2011-2013 –  Fresh out of college, I worked a corporate job in accounting and finance. I also realized how hard it was to stay healthy while working a 9-5 job. Corporate America is addicted to sugar, coffee, and carbs. A lot of carbs. I found it increasingly difficult to manage a healthy lifestyle and have good work-life balance. The struggles with my weight and health continued. 

Until this time, I didn’t realize I had become the cliché example of a person who would try a new diet every year, who was stuck in this vicious cycle of trying and failing every few years. I would try something new, get results, and then gain all the weight back once I stopped doing what I did to gain those results.  

What I learned about living healthy – Every few years a different method gains popularity because it is what is sold. After many years of trying different diets, failing, and still struggling with my relationship with food, I took some time to reflect on my journey and listened to industry professionals who weren’t peddling any diets or products. 

Here is the best advice I ever got on food and diet – The best diet is the one that you can stick to forever. Of course, most diets work, but you can’t stick to one forever. Caloric restriction is the only thing that all diets have in common, so instead of looking at certain diets as an all encompassing solution, you have to change your perspective and look at them as tools you can use to achieve a specific goal. That’s all. This simple advice really changed the way I looked at food and helped me tremendously. 

2014 – The birth of Local Foodz-It started with a conversation between two of my close friends (who are now co-founders of Local Foodz) that led to an epiphany. I was complaining about the state of my unhealthy lifestyle and about not being able to get my meal-prepping done before my week started, when one of them said, “imagine how many people have the same problem.” That instant, we realized that it was a universal problem. Immediately following the conversation, we decided that starting a “meal prep” company was an idea we wanted to pursue. The idea aligned perfectly with our personal goals. It not only worked as a business model, it helped people achieve their health and fitness goals, something I was really passionate about. Our conviction about the business idea was further strengthened by the strong response we got from a local fitness industry professional who immediately referred people our way. We earned our first customers even before we officially started the business. Further still, my partners and I had the complimentary skill-set to get this project off the ground. Now, we’re on our 5th year of operations.

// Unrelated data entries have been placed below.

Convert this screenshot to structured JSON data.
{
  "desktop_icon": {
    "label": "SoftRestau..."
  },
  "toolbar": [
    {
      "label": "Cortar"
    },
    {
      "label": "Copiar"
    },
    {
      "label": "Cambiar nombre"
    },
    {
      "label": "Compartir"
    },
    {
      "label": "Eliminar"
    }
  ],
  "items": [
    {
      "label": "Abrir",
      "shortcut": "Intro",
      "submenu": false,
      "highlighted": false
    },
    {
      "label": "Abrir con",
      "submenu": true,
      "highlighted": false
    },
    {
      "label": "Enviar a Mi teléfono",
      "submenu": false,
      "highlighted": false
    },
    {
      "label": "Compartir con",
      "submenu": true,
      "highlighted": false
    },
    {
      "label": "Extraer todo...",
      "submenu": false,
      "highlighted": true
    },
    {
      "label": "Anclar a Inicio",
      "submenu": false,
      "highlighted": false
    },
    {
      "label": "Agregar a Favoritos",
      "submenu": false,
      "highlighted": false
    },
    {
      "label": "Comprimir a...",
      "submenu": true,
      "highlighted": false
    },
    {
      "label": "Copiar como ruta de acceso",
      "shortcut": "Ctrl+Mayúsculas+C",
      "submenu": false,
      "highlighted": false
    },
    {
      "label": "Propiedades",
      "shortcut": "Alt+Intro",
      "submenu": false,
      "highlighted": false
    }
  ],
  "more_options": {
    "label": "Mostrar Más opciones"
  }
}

Before Local Foodz, I just wasn’t passionate and driven about what I was doing. I always felt something missing. That was, as I would later come to realize, a sense of purpose.

It felt like the stars aligned the day we started Local Foodz. Everything that I’d been through all my life culminated in that one moment and I realized that I found my purpose. In that moment, I realized that everything I had been through was so that I could use what I had learned, professionally and otherwise,  to build something that would help people become healthier in every way. After all, if you don’t have your health, you don’t have anything. It’s a worthy cause. 

Looking back, I can’t imagine where I would be now if I never went through what I did. I am very passionate about what I do at Local Foodz because what I went through. In a way, the disease, the suffering, and the challenges all helped me determine what my purpose is today. If it wasn’t for that, I’d probably still be pushing paper somewhere.